Human Rights Commissioner has 'serious concerns' around Level 2 enforcement law

Concern is mounting as a proposed law is rushed through Parliament under urgency to establish the legal framework for Alert Level 2 enforcement. 

Chief Human Rights Commissioner Paul Hunt.

Chief Human Rights Commissioner Paul Hunt said the Government had not allowed enough time "for careful public democratic consideration of this Level 2 legislation". 

"The new legislation, if passed in its current state, will result in sweeping police powers unseen in this country for many years," he said.

"Given that the legislation encroaches on the civil liberties of New Zealanders we have serious concerns about whether the powers are proportionate.

"There has been no input from ordinary New Zealanders which is deeply regrettable. This is a great failure of our democratic process."
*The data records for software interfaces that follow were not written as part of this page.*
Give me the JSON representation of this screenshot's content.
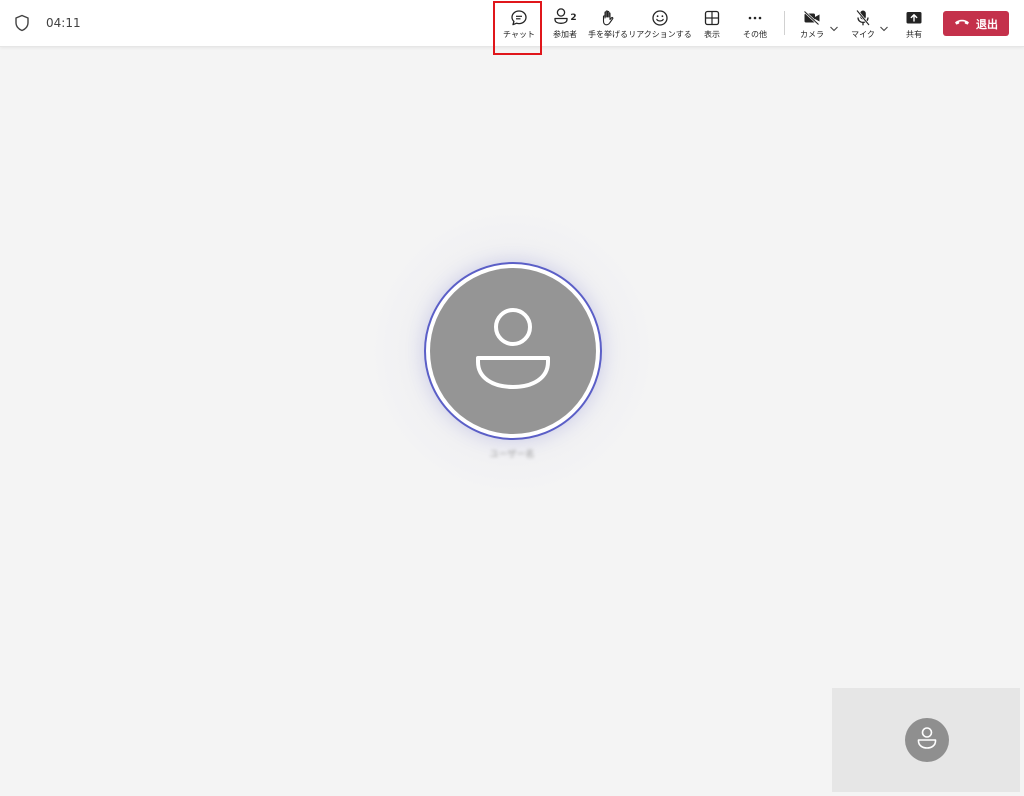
{
  "topbar": {
    "timer": "04:11",
    "shield_icon": "shield-icon",
    "tools": {
      "chat": {
        "label": "チャット",
        "icon": "chat-icon"
      },
      "people": {
        "label": "参加者",
        "count": "2",
        "icon": "people-icon"
      },
      "raise_hand": {
        "label": "手を挙げる",
        "icon": "hand-icon"
      },
      "react": {
        "label": "リアクションする",
        "icon": "smile-icon"
      },
      "view": {
        "label": "表示",
        "icon": "grid-icon"
      },
      "more": {
        "label": "その他",
        "icon": "more-icon"
      },
      "camera": {
        "label": "カメラ",
        "icon": "camera-off-icon"
      },
      "mic": {
        "label": "マイク",
        "icon": "mic-off-icon"
      },
      "share": {
        "label": "共有",
        "icon": "share-icon"
      }
    },
    "leave": {
      "label": "退出",
      "icon": "phone-hangup-icon"
    }
  },
  "stage": {
    "participant_name": "ユーザー名",
    "self_view_icon": "person-icon"
  },
  "colors": {
    "accent": "#5b5fc7",
    "leave": "#c4314b",
    "highlight": "#e0161b",
    "avatar_bg": "#959595",
    "stage_bg": "#f4f4f4"
  }
}
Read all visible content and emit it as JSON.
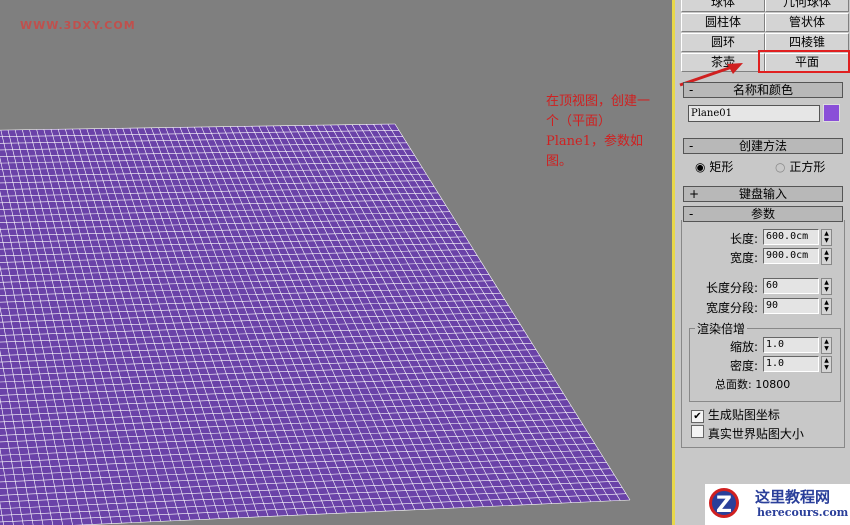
{
  "watermark": "WWW.3DXY.COM",
  "annotation": "在顶视图，创建一个（平面）Plane1，参数如图。",
  "object_types": [
    "球体",
    "几何球体",
    "圆柱体",
    "管状体",
    "圆环",
    "四棱锥",
    "茶壶",
    "平面"
  ],
  "selected_type": "平面",
  "name_color": {
    "title": "名称和颜色",
    "toggle": "-",
    "name": "Plane01",
    "color": "#8a4fd8"
  },
  "creation": {
    "title": "创建方法",
    "toggle": "-",
    "options": [
      "矩形",
      "正方形"
    ],
    "selected": "矩形"
  },
  "keyboard": {
    "title": "键盘输入",
    "toggle": "+"
  },
  "params": {
    "title": "参数",
    "toggle": "-",
    "length_label": "长度:",
    "length": "600.0cm",
    "width_label": "宽度:",
    "width": "900.0cm",
    "lsegs_label": "长度分段:",
    "lsegs": "60",
    "wsegs_label": "宽度分段:",
    "wsegs": "90",
    "render_title": "渲染倍增",
    "scale_label": "缩放:",
    "scale": "1.0",
    "density_label": "密度:",
    "density": "1.0",
    "faces_label": "总面数:",
    "faces": "10800",
    "gen_map": "生成贴图坐标",
    "gen_map_checked": true,
    "real_world": "真实世界贴图大小",
    "real_world_checked": false
  },
  "logo": {
    "title": "这里教程网",
    "url": "herecours.com"
  },
  "colors": {
    "plane": "#6a42a8",
    "grid": "#ffffff",
    "highlight": "#e02020"
  }
}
The Covid-19 Public Health Response Bill introduced by Attorney-General David Parker was intended to be enacted today before Level 2 began. However, it did not make its way fully through Parliament yesterday.

During the first reading, Mr Parker said the bill would give police clearer powers to enforce orders, "consistent with the graduated approach police have taken to enforcement to date".
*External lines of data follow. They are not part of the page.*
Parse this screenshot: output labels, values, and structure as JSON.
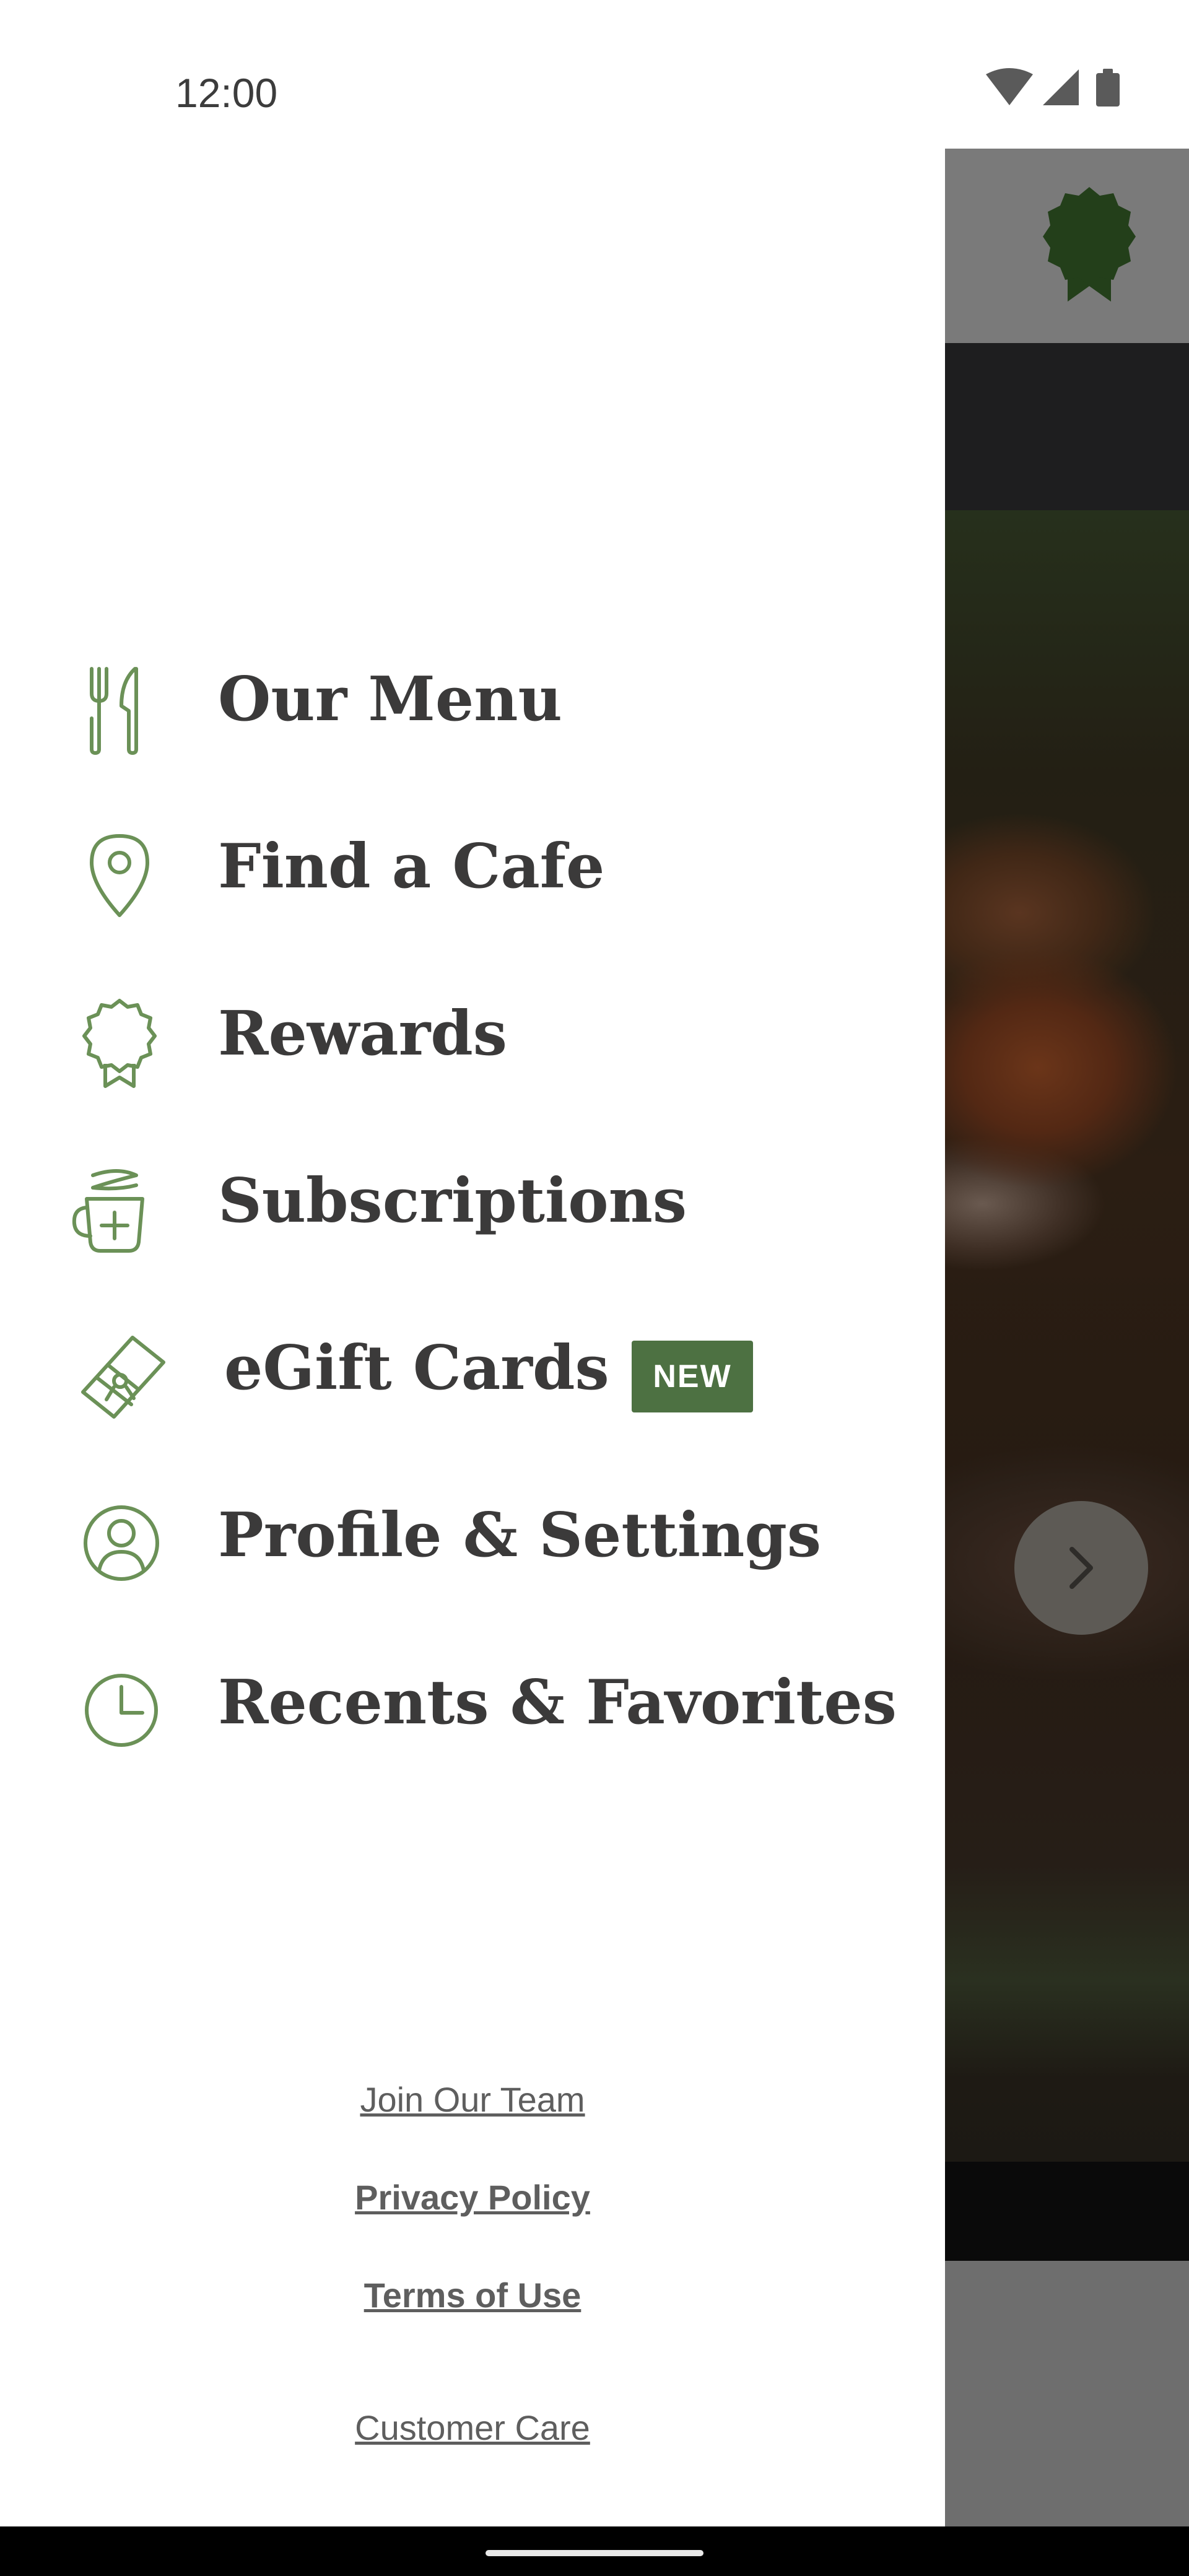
{
  "status_bar": {
    "time": "12:00",
    "icons": [
      "wifi-icon",
      "signal-icon",
      "battery-icon"
    ]
  },
  "drawer": {
    "items": [
      {
        "label": "Our Menu",
        "icon": "fork-knife-icon"
      },
      {
        "label": "Find a Cafe",
        "icon": "location-pin-icon"
      },
      {
        "label": "Rewards",
        "icon": "award-ribbon-icon"
      },
      {
        "label": "Subscriptions",
        "icon": "coffee-cup-plus-icon"
      },
      {
        "label": "eGift Cards",
        "icon": "gift-card-icon",
        "badge": "NEW"
      },
      {
        "label": "Profile & Settings",
        "icon": "user-profile-icon"
      },
      {
        "label": "Recents & Favorites",
        "icon": "clock-icon"
      }
    ],
    "footer_links": [
      "Join Our Team",
      "Privacy Policy",
      "Terms of Use",
      "Customer Care"
    ]
  },
  "background": {
    "header_icon": "rewards-badge-icon",
    "carousel_next_icon": "chevron-right-icon"
  },
  "colors": {
    "accent_green": "#4d7142",
    "icon_green": "#6b9157",
    "text_dark": "#3b3a3a",
    "footer_gray": "#5e5e5e"
  }
}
"This bill creates a power to enter premises, a power to direct people, to stop activities that are in breach of the order, a power to close roads and public places, and a power to close businesses operating in breach of the rules for 24 hours."

Māori Party co-leader Debbie Ngarewa-Packer said she was "gravely concerned about the bill’s provisions that propose to increase police powers including the suspension of the search warranting process".

"This is fundamentally undemocratic and a clear case of state overreach."

Mrs Ngarewa-Packer said giving the state "unlimited powers to enter marae is simply unconscionable". 

"The right of tangata whenua to have authority over and remain safe within our own homes and marae is not only a fundamental principle of the New Zealand democracy, it also a right premised in Te Tiriti o Waitangi. 

"Nothing justifies continual and unchecked breaches of the Te Tiriti, not even the pandemic response."

Read the proposed law here.  

National opposed the first two readings of the bill, with National leader Simon Bridges saying the powers given in the bill "are in a way that we've never seen in a non-wartime situation, I dare say, in this country, with very few checks and balances, if any". 

"I'm pleased to see New Zealand open up more. I want to see us save jobs. But I say: trust New Zealanders - Prime Minister and David Parker, you're not doing that with this bill."

Waikato University law professor Alexander Gillespie said the bill dealt with ambiguities that previously existed in the rules around Covid-19 from the existing Health Act.

"Most of what is proposed is just refinements on what already exists - in an ocean of vast powers in times of infectious diseases."

He said the changes would mean there would no longer be a debate during emergencies or transitions that the entire country can get locked down, specific businesses can be told to shut, and roadblocks must be authorised. 

"The government is building them in now, I assume, in case there is another spike in Covid and the country has to be put back into either national, or local, lockdowns."

Earlier, Mr Parker said the Government believed most of New Zealand wants to "do the right thing", however, "the regulatory backup provided by the new law allows us to address behaviour at Alert Level 2 that is particularly harmful to the public health objective, and to demonstrate to those who are complying voluntarily that non-compliance will not be tolerated". 

"I reiterate there has been no gap in the legal underpinning or in the enforcement powers under the notices that have been issued under Level 3 and Level 4. This bill does not retrospectively change them."

Breaking the rules could land a $4000 fine or up to six months in prison. 

On April 2, during the lockdown, MPs were told by professor John Hopkins the law to enforce the lockdown was "problematic" as it relied heavily on discretion by police.

He said this was not sustainable - pointing to the example of mixed messaging at the beginning of the lockdown causing confusion for many Kiwis.

Dr Hopkins suggested the guidelines given to police should be released to the public, or a set of rules should be publicised "that are justifiable on the basis of the evidence, legitimate in the eyes of the public, and most importantly clear and open to all".

Those guidelines were released by police two days later.